Vampire Count Orlok expresses interest in a new residence and real estate agent Hutter’s wife. Silent classic based on the story “Dracula.” (IMDB synopsis)
This is the category that I’m the least familiar with, but I enjoy learning something from some of the earliest horror films ever made, responsible for shaping and influencing their successors. As far as I can tell, Nosferatu is the first horror movie about vampires, and is an unauthorised adaptation of Bram Stoker’s Dracula. Despite their attempts to alter the story and characters so as not to get in trouble, the filmmakers got in trouble and almost all copies OF IT were destroyed. Luckily we still have the film today, so I’mma go ahead and watch it!
It’s a silent movie! Woo hoo! (All right, I’ve never seen a silent movie before, but I’ve BEEN in a short silent movie, so I have to like them.) Confusingly enough, in the version of Nosferatu I watched, the names have been changed back to the original Dracula names, so Count Orlok becomes Count Dracula and so on.
We see Jonaphon Harker and his wife Nina, who must be very much in love, because they gurn at each other and do that weird kiss where you have to take a flying leap and then spin around a few times.
Then Mr Renfield, an unsavoury estate agent and Mr Harker’s boss, tells Harker that Count Dracula wishes to buy a house close by, and Harker should journey to Transylvania to visit him. (I’m fairly sure Renfield breaks the fourth wall by shooting the audience a look here.) Anyway, Harker packs his stuff and says farewell to his wife for a few months. “Don’t worry, Nina. Nothing will happen to me.” Heh heh.
Eventually Harker gets to Dracula’s castle and stays a few nights, long enough to be bitten in his sleep and to discover the true vampirous nature of his host. Count Dracula (or Count Orlok, as he is originally called in this film) is a tad odd-looking, with a bald head, a long hooked nose, dark-rimmed eyes and prodigious eyebrows, so I’m surprised it takes Harker as long to figure it out as it does – ESPECIALLY considering he has The Book of the Vampires to help him!

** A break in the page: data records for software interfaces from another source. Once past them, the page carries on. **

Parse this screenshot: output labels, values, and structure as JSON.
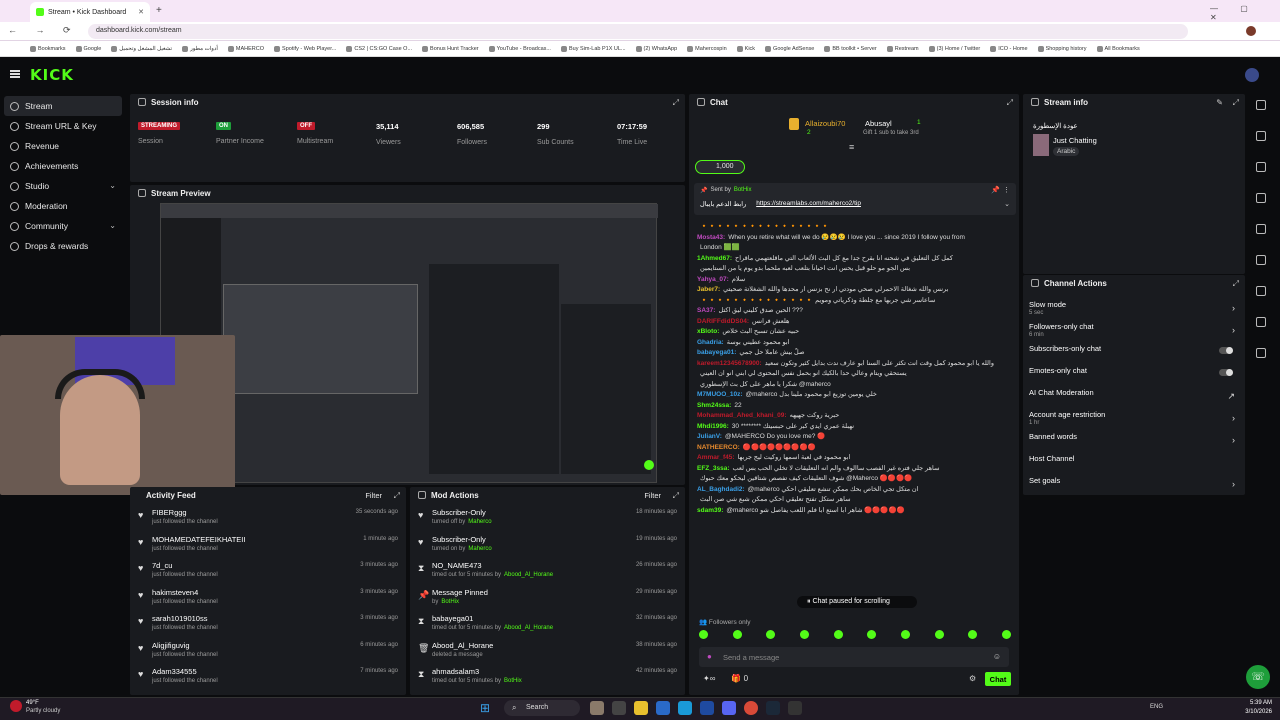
{
  "browser": {
    "tab_title": "Stream • Kick Dashboard",
    "url": "dashboard.kick.com/stream",
    "bookmarks": [
      "Bookmarks",
      "Google",
      "تشغيل المشغل وتحميل",
      "أدوات مطور",
      "MAHERCO",
      "Spotify - Web Player...",
      "CS2 | CS:GO Case O...",
      "Bonus Hunt Tracker",
      "YouTube - Broadcas...",
      "Buy Sim-Lab P1X UL...",
      "(2) WhatsApp",
      "Mahercospin",
      "Kick",
      "Google AdSense",
      "BB toolkit • Server",
      "Restream",
      "(3) Home / Twitter",
      "ICO - Home",
      "Shopping history",
      "All Bookmarks"
    ]
  },
  "kick": {
    "logo": "KICK"
  },
  "sidebar": [
    {
      "label": "Stream",
      "icon": "video-icon",
      "active": true
    },
    {
      "label": "Stream URL & Key",
      "icon": "key-icon"
    },
    {
      "label": "Revenue",
      "icon": "dollar-icon"
    },
    {
      "label": "Achievements",
      "icon": "trophy-icon"
    },
    {
      "label": "Studio",
      "icon": "studio-icon",
      "chevron": "⌄"
    },
    {
      "label": "Moderation",
      "icon": "shield-icon"
    },
    {
      "label": "Community",
      "icon": "community-icon",
      "chevron": "⌄"
    },
    {
      "label": "Drops & rewards",
      "icon": "gift-icon"
    }
  ],
  "session": {
    "title": "Session info",
    "stats": [
      {
        "value": "STREAMING",
        "label": "Session",
        "badge": "#c01b2b"
      },
      {
        "value": "ON",
        "label": "Partner Income",
        "badge": "#1e9e3a"
      },
      {
        "value": "OFF",
        "label": "Multistream",
        "badge": "#c01b2b"
      },
      {
        "value": "35,114",
        "label": "Viewers"
      },
      {
        "value": "606,585",
        "label": "Followers"
      },
      {
        "value": "299",
        "label": "Sub Counts"
      },
      {
        "value": "07:17:59",
        "label": "Time Live"
      }
    ]
  },
  "preview": {
    "title": "Stream Preview"
  },
  "activity": {
    "title": "Activity Feed",
    "filter": "Filter",
    "items": [
      {
        "name": "FIBERggg",
        "sub": "just followed the channel",
        "time": "35 seconds ago"
      },
      {
        "name": "MOHAMEDATEFEIKHATEII",
        "sub": "just followed the channel",
        "time": "1 minute ago"
      },
      {
        "name": "7d_cu",
        "sub": "just followed the channel",
        "time": "3 minutes ago"
      },
      {
        "name": "hakimsteven4",
        "sub": "just followed the channel",
        "time": "3 minutes ago"
      },
      {
        "name": "sarah1019010ss",
        "sub": "just followed the channel",
        "time": "3 minutes ago"
      },
      {
        "name": "Aligjifiguvig",
        "sub": "just followed the channel",
        "time": "6 minutes ago"
      },
      {
        "name": "Adam334555",
        "sub": "just followed the channel",
        "time": "7 minutes ago"
      }
    ]
  },
  "modactions": {
    "title": "Mod Actions",
    "filter": "Filter",
    "items": [
      {
        "name": "Subscriber-Only",
        "sub": "turned off by",
        "by": "Maherco",
        "time": "18 minutes ago",
        "icon": "heart"
      },
      {
        "name": "Subscriber-Only",
        "sub": "turned on by",
        "by": "Maherco",
        "time": "19 minutes ago",
        "icon": "heart"
      },
      {
        "name": "NO_NAME473",
        "sub": "timed out for 5 minutes by",
        "by": "Abood_Al_Horane",
        "time": "26 minutes ago",
        "icon": "hourglass"
      },
      {
        "name": "Message Pinned",
        "sub": "by",
        "by": "BotHix",
        "time": "29 minutes ago",
        "icon": "pin"
      },
      {
        "name": "babayega01",
        "sub": "timed out for 5 minutes by",
        "by": "Abood_Al_Horane",
        "time": "32 minutes ago",
        "icon": "hourglass"
      },
      {
        "name": "Abood_Al_Horane",
        "sub": "deleted a message",
        "by": "",
        "time": "38 minutes ago",
        "icon": "trash"
      },
      {
        "name": "ahmadsalam3",
        "sub": "timed out for 5 minutes by",
        "by": "BotHix",
        "time": "42 minutes ago",
        "icon": "hourglass"
      }
    ]
  },
  "chat": {
    "title": "Chat",
    "top_gifter_1": "Allaizoubi70",
    "top_gifter_1_count": "2",
    "top_gifter_2": "Abusayl",
    "top_gifter_2_count": "1",
    "gift_text": "Gift 1 sub to take 3rd",
    "goal": "1,000",
    "pinned_by": "Sent by",
    "pinned_user": "BotHix",
    "pinned_label": "رابط الدعم بايبال",
    "pinned_link": "https://streamlabs.com/maherco2/tip",
    "messages": [
      {
        "user": "",
        "text": "🔸🔸🔸🔸🔸🔸🔸🔸🔸🔸🔸🔸🔸🔸🔸🔸",
        "color": "#e88b2e"
      },
      {
        "user": "Mosta43:",
        "text": "When you retire what will we do 😢😢😢 I love you ... since 2019 I follow you from",
        "color": "#c04ac0"
      },
      {
        "user": "",
        "text": "London 🟩🟩",
        "color": "#fff"
      },
      {
        "user": "1Ahmed67:",
        "text": "كمل كل التعليق في شحنه انا بقرح جدا مع كل البث الألعاب التي ماقلعتهمي ماقراح",
        "color": "#53fc18"
      },
      {
        "user": "",
        "text": "بس الجو مو حلو قبل يحس انت احياناً بتلعب لعبه ملحما بدو يوم يا من الستايمين",
        "color": "#ddd"
      },
      {
        "user": "Yahya_07:",
        "text": "سلام",
        "color": "#c04ac0"
      },
      {
        "user": "Jaber7:",
        "text": "برنس والله شغالة الاحمرلي صحي مودتي ار نح بزنس ار محدها والله الشغلاتة صحيتي",
        "color": "#e8c02e"
      },
      {
        "user": "",
        "text": "🔸🔸🔸🔸🔸🔸🔸🔸🔸🔸🔸🔸🔸🔸 ساعاسر شي جربها مع جلطة وذكرياتي ومويم",
        "color": "#ddd"
      },
      {
        "user": "SA37:",
        "text": "الحين صدق كليني ليق اكتل ???",
        "color": "#c04ac0"
      },
      {
        "user": "DARIFFdidDS04:",
        "text": "هلعش فرانس",
        "color": "#c01b2b"
      },
      {
        "user": "xBloto:",
        "text": "حبيه عشان تسبح البث خلاص",
        "color": "#53fc18"
      },
      {
        "user": "Ghadria:",
        "text": "ابو محمود عطيني بوسة",
        "color": "#3aa0e8"
      },
      {
        "user": "babayega01:",
        "text": "صلّ بيش عاملا حل جمي",
        "color": "#3aa0e8"
      },
      {
        "user": "kareem12345678900:",
        "text": "والله يا ابو محمود كمل وقت انت تكثر على السنا ابو عارف ندت بدايل كثير وتكون سعيد",
        "color": "#c01b2b"
      },
      {
        "user": "",
        "text": "يستحقي ويتام وعالي حدا بالكيك انو بحمل نفس المحتوى لي ابني انو ان العيني",
        "color": "#ddd"
      },
      {
        "user": "",
        "text": "شكرا يا ماهر على كل بث الإسطوري @maherco",
        "color": "#ddd"
      },
      {
        "user": "M7MUOO_10z:",
        "text": "@maherco خلي يومين توزيع ابو محمود ملينا بدل",
        "color": "#3aa0e8"
      },
      {
        "user": "Shm24ssa:",
        "text": "22",
        "color": "#53fc18"
      },
      {
        "user": "Mohammad_Ahed_khani_09:",
        "text": "حبرية روكت جهيهه",
        "color": "#c01b2b"
      },
      {
        "user": "Mhdi1996:",
        "text": "30 ******** نهبلة عمري ايدي كبر على حبسيتك",
        "color": "#53fc18"
      },
      {
        "user": "JulianV:",
        "text": "@MAHERCO Do you love me? 🔴",
        "color": "#3aa0e8"
      },
      {
        "user": "NATHEERCO:",
        "text": "🔴🔴🔴🔴🔴🔴🔴🔴🔴",
        "color": "#e88b2e"
      },
      {
        "user": "Ammar_f45:",
        "text": "ابو محمود في لعبة اسمها روكيت ليج جربها",
        "color": "#c01b2b"
      },
      {
        "user": "EFZ_3ssa:",
        "text": "ساهر جلي فتره غير الفصب ساالوف والم انه التعليقات لا تخلي الحب بس لعب",
        "color": "#53fc18"
      },
      {
        "user": "",
        "text": "شوف التعليقات كيف تفصص شتاقين ليحكو معك حبوك @Maherco 🔴🔴🔴🔴",
        "color": "#ddd"
      },
      {
        "user": "AL_Baghdadi2:",
        "text": "@maherco ان متكل تجي الخاص بحك ممكن تنشع تعليقي احكي",
        "color": "#3aa0e8"
      },
      {
        "user": "",
        "text": "ساهر ستكل تفتح تعليقي احكي ممكن شبع شي صن البث",
        "color": "#ddd"
      },
      {
        "user": "sdam39:",
        "text": "@maherco شاهر ابا استع ابا فلم اللعب يفاصل شو 🔴🔴🔴🔴🔴",
        "color": "#53fc18"
      }
    ],
    "paused": "Chat paused for scrolling",
    "followers_only": "Followers only",
    "placeholder": "Send a message",
    "send": "Chat",
    "infinite": "∞",
    "count": "0"
  },
  "streaminfo": {
    "title": "Stream info",
    "stream_title": "عودة الإسطورة",
    "category": "Just Chatting",
    "language": "Arabic"
  },
  "channelactions": {
    "title": "Channel Actions",
    "items": [
      {
        "label": "Slow mode",
        "sub": "5 sec",
        "right": "›"
      },
      {
        "label": "Followers-only chat",
        "sub": "6 min",
        "right": "›"
      },
      {
        "label": "Subscribers-only chat",
        "sub": "",
        "right": "toggle"
      },
      {
        "label": "Emotes-only chat",
        "sub": "",
        "right": "toggle"
      },
      {
        "label": "AI Chat Moderation",
        "sub": "",
        "right": "↗"
      },
      {
        "label": "Account age restriction",
        "sub": "1 hr",
        "right": "›"
      },
      {
        "label": "Banned words",
        "sub": "",
        "right": "›"
      },
      {
        "label": "Host Channel",
        "sub": "",
        "right": ""
      },
      {
        "label": "Set goals",
        "sub": "",
        "right": "›"
      }
    ]
  },
  "taskbar": {
    "weather_temp": "49°F",
    "weather_desc": "Partly cloudy",
    "search": "Search",
    "lang": "ENG",
    "time": "5:39 AM",
    "date": "3/10/2026"
  },
  "colors": {
    "accent": "#53fc18",
    "panel": "#191b1f",
    "bg": "#0b0c0e"
  }
}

This film is where a number of long-standing and lovely clichés are born – the vampire’s shadow creeping up a darkened stairway, the vampire swinging up out of his coffin, the vampire burning up in sunlight and so on. But Nosferatu differs from other Draculadaptations in a few ways also. Instead of being suave and sexy with delicately pointed incisors, THIS Dracula/Orlok looks completely monstrous and seems to have an affinity with rats and the plague. Even his teeth are huge and rat-like, which makes me wonder how he could leave only TWO small holes in Harker’s neck. The few lines Orlok has are amusingly unsubtle, e.g. “Is this [a picture of] your wife? What a lovely throat!”
As for the other characters… Well, Harker is just hilarious. He only has two facial expressions – exceeding joy, and cartoonish terror. His wife Nina just wants her hubby to be safe and nearby, so she looks slightly worried all the time. I have to hand it to her for sacrificing herself at the end in order to kill Dracula. In the Vampire book, it says, and I quote: “Only a woman can break his frightful spell – a woman pure in heart – who will offer her blood freely to Nosferatu and will keep the vampire by her side until after the cock has crowed.” If I were her, I’d look a bit more fed up about the idea, but there you go. Desperate times, desperate measures.
What else can I say? Well, it’s nicely paced and certainly looks very Gothic – Dracula’s castle is just as you’d expect – vast, stony and cobwebby. The music also does a god job of setting the mood, as it can range from frenzied and crazed, like a flurry of wasps, to dark and abysmal, with what sounds like a host of complaining church organs. Again, this could be something that is particular to the version I watched, as different versions have different musical accompaniments. Some day, when I have more time, I’ll look at these other versions and make my comparisons.
The film itself isn’t as scary now as it would have been to audiences at the time, but it’s still pretty darn spooky. I can see why it’s rated so highly in the annals of classic horror cinema, as it created and inspired a lot of what would come after it. It’s enjoyably spooky and if it doesn’t make you want to believe in vampires, nothing will.
7 ½ jam sandwiches.